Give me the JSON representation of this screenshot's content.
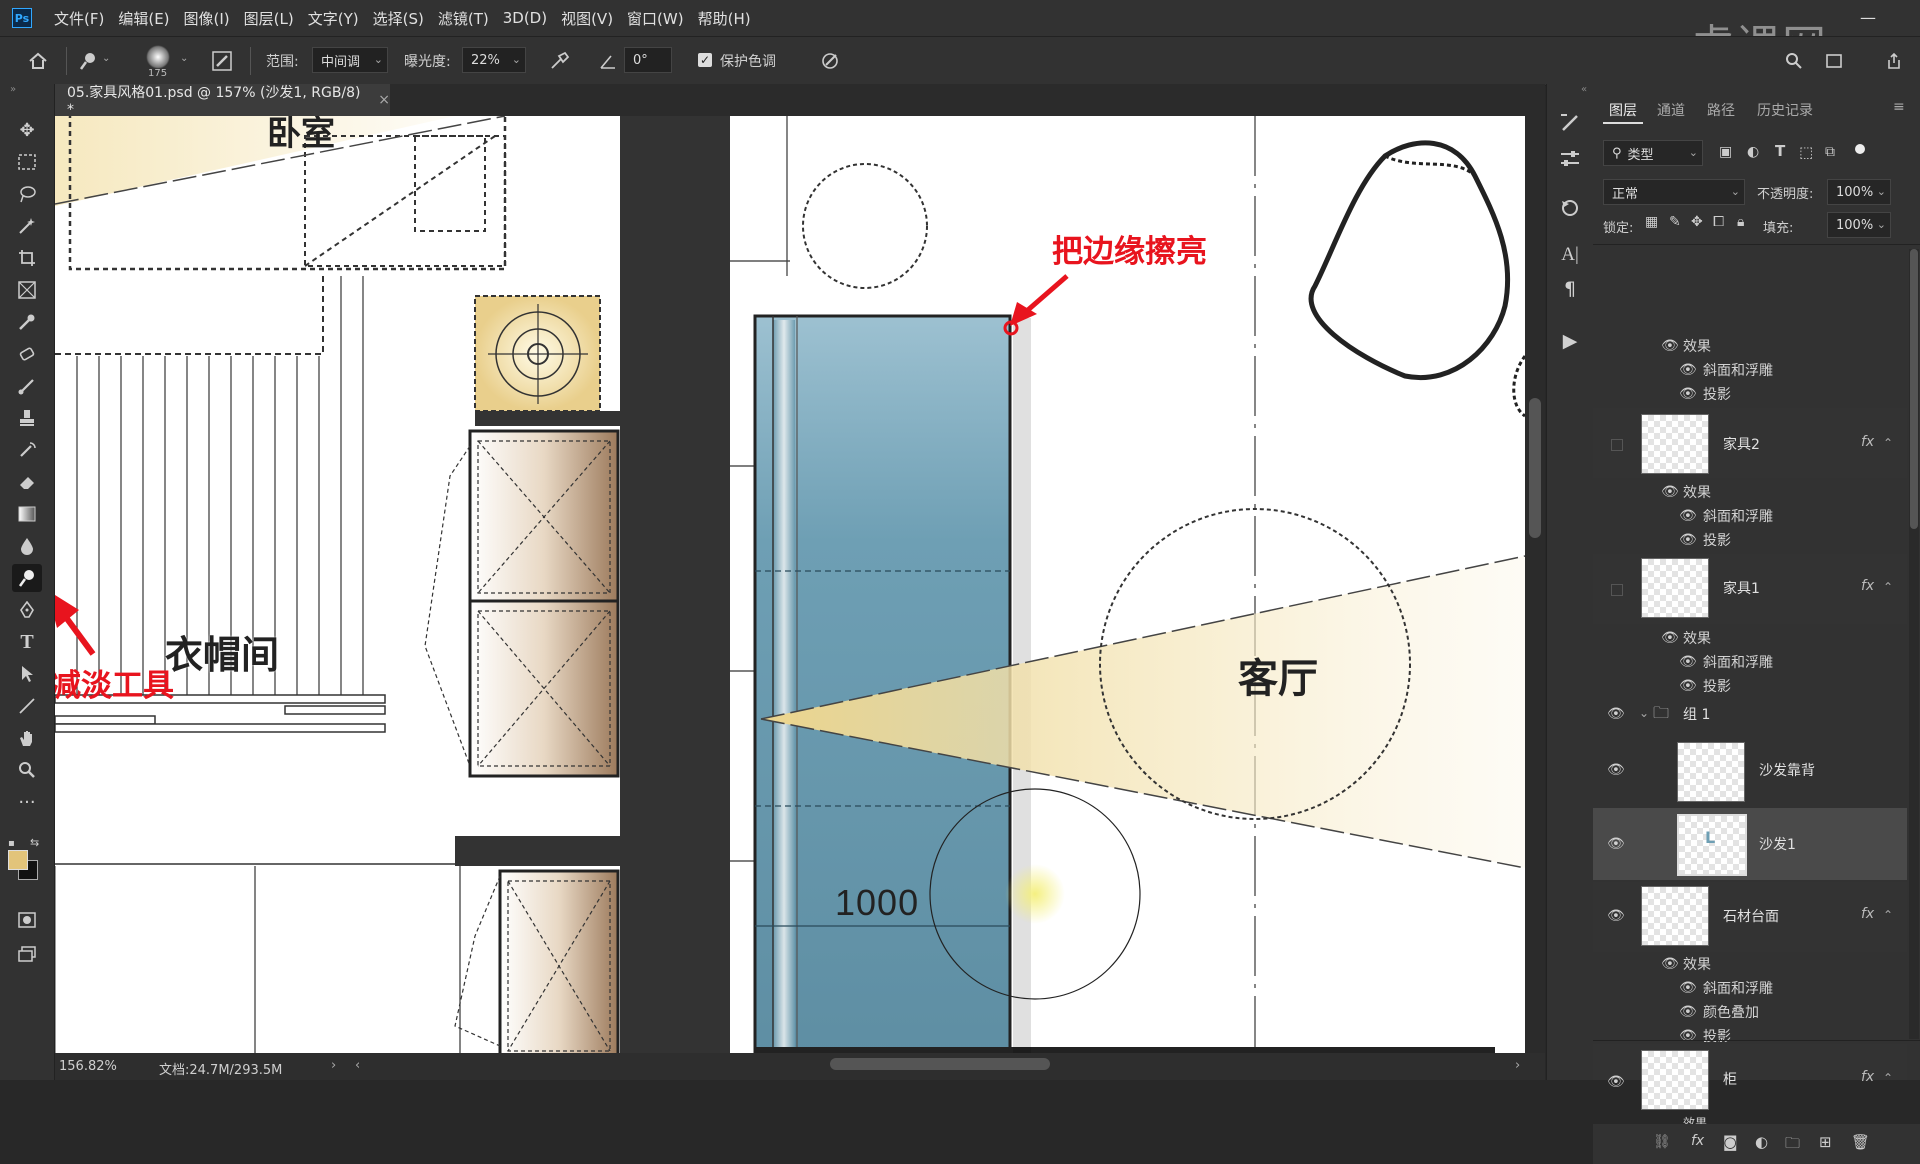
{
  "menu": {
    "logo": "Ps",
    "items": [
      "文件(F)",
      "编辑(E)",
      "图像(I)",
      "图层(L)",
      "文字(Y)",
      "选择(S)",
      "滤镜(T)",
      "3D(D)",
      "视图(V)",
      "窗口(W)",
      "帮助(H)"
    ]
  },
  "options": {
    "brush_size": "175",
    "range_label": "范围:",
    "range_value": "中间调",
    "exposure_label": "曝光度:",
    "exposure_value": "22%",
    "angle_value": "0°",
    "protect_tones_label": "保护色调",
    "protect_tones_checked": true
  },
  "document": {
    "tab_title": "05.家具风格01.psd @ 157% (沙发1, RGB/8) *",
    "zoom": "156.82%",
    "doc_info": "文档:24.7M/293.5M"
  },
  "canvas": {
    "room_top_left": "卧室",
    "room_closet": "衣帽间",
    "room_living": "客厅",
    "dimension": "1000",
    "annotation_dodge": "把边缘擦亮",
    "annotation_tool": "减淡工具",
    "sofa_color": "#6e9fb4"
  },
  "watermark": "虎课网",
  "layers_panel": {
    "tabs": [
      "图层",
      "通道",
      "路径",
      "历史记录"
    ],
    "filter_label": "类型",
    "blend_mode": "正常",
    "opacity_label": "不透明度:",
    "opacity_value": "100%",
    "lock_label": "锁定:",
    "fill_label": "填充:",
    "fill_value": "100%",
    "effects_label": "效果",
    "top_effects": [
      "斜面和浮雕",
      "投影"
    ],
    "layers": [
      {
        "name": "家具2",
        "fx": "fx",
        "effects": [
          "斜面和浮雕",
          "投影"
        ]
      },
      {
        "name": "家具1",
        "fx": "fx",
        "effects": [
          "斜面和浮雕",
          "投影"
        ]
      },
      {
        "name": "组 1",
        "type": "group"
      },
      {
        "name": "沙发靠背"
      },
      {
        "name": "沙发1",
        "selected": true
      },
      {
        "name": "石材台面",
        "fx": "fx",
        "effects": [
          "斜面和浮雕",
          "颜色叠加",
          "投影"
        ]
      },
      {
        "name": "柜",
        "fx": "fx",
        "effects": [
          "效果"
        ]
      }
    ]
  }
}
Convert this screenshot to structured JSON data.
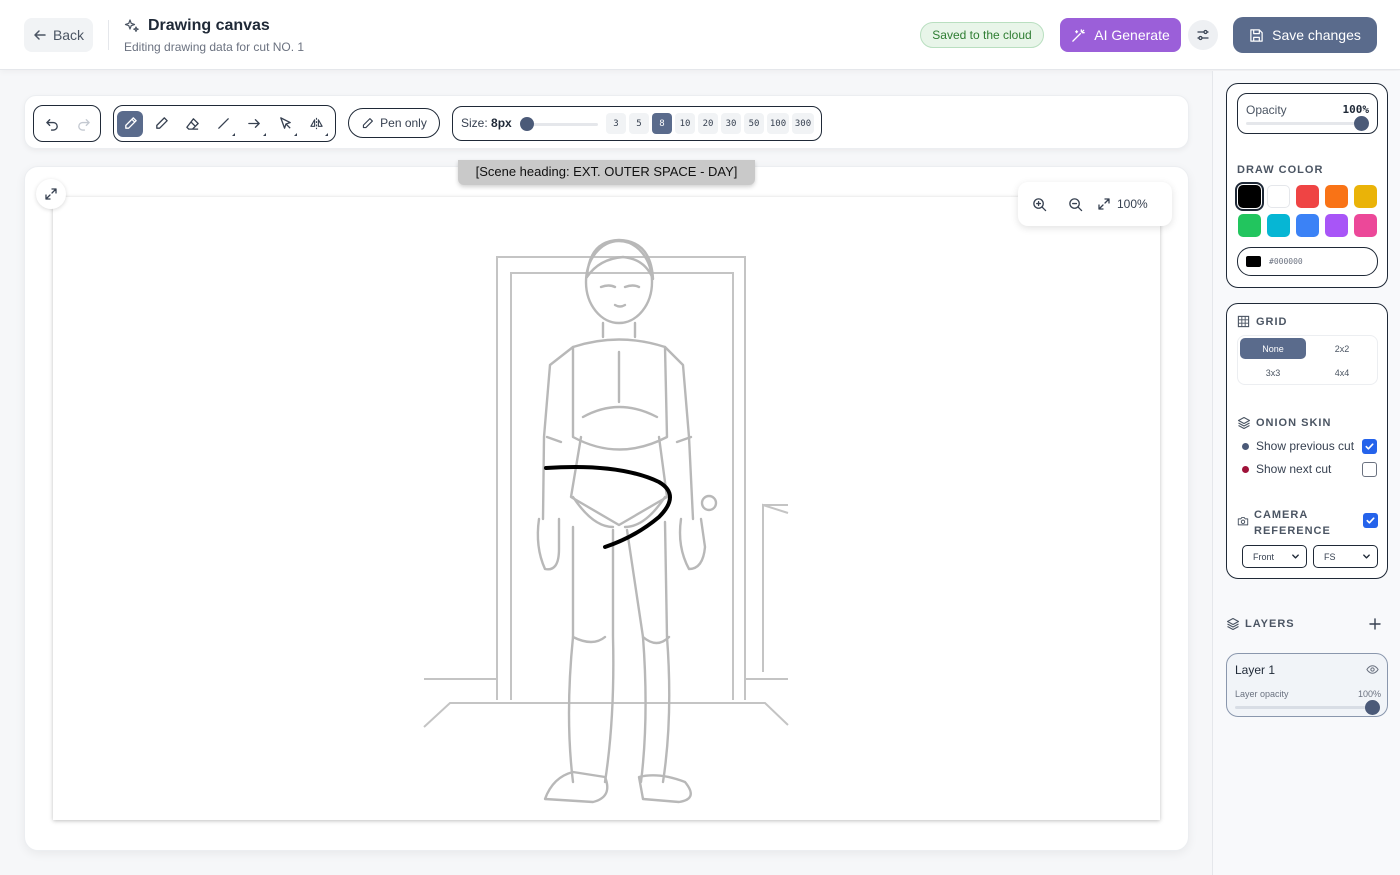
{
  "header": {
    "back_label": "Back",
    "title": "Drawing canvas",
    "subtitle": "Editing drawing data for cut NO. 1",
    "saved_status": "Saved to the cloud",
    "ai_label": "AI Generate",
    "save_label": "Save changes"
  },
  "toolbar": {
    "undo_icon": "undo-icon",
    "redo_icon": "redo-icon",
    "tools": [
      "pen",
      "pencil",
      "eraser",
      "line",
      "arrow",
      "select",
      "mirror"
    ],
    "active_tool": "pen",
    "pen_only_label": "Pen only",
    "size_label": "Size:",
    "size_value": "8px",
    "sizes": [
      "3",
      "5",
      "8",
      "10",
      "20",
      "30",
      "50",
      "100",
      "300"
    ],
    "active_size": "8"
  },
  "canvas": {
    "scene_heading": "[Scene heading: EXT. OUTER SPACE - DAY]",
    "zoom_label": "100%"
  },
  "panel": {
    "opacity_label": "Opacity",
    "opacity_value": "100%",
    "opacity": 1.0,
    "draw_color_title": "DRAW COLOR",
    "colors": [
      "#000000",
      "#ffffff",
      "#ef4444",
      "#f97316",
      "#eab308",
      "#22c55e",
      "#06b6d4",
      "#3b82f6",
      "#a855f7",
      "#ec4899"
    ],
    "selected_color": "#000000",
    "hex_value": "#000000",
    "grid_title": "GRID",
    "grid_options": [
      "None",
      "2x2",
      "3x3",
      "4x4"
    ],
    "grid_selected": "None",
    "onion_title": "ONION SKIN",
    "onion_prev_label": "Show previous cut",
    "onion_prev_checked": true,
    "onion_next_label": "Show next cut",
    "onion_next_checked": false,
    "onion_prev_color": "#4b5a78",
    "onion_next_color": "#9f1239",
    "camera_title_line1": "CAMERA",
    "camera_title_line2": "REFERENCE",
    "camera_checked": true,
    "camera_angle": "Front",
    "camera_shot": "FS",
    "layers_title": "LAYERS",
    "layers": [
      {
        "name": "Layer 1",
        "opacity_label": "Layer opacity",
        "opacity_value": "100%",
        "opacity": 1.0,
        "visible": true
      }
    ]
  }
}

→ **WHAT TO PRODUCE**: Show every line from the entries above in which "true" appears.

→ **WRITTEN ANSWER**:
    "protect_tones_checked": true
        "selected": true
    "onion_prev_checked": true,
    "camera_checked": true,
        "visible": true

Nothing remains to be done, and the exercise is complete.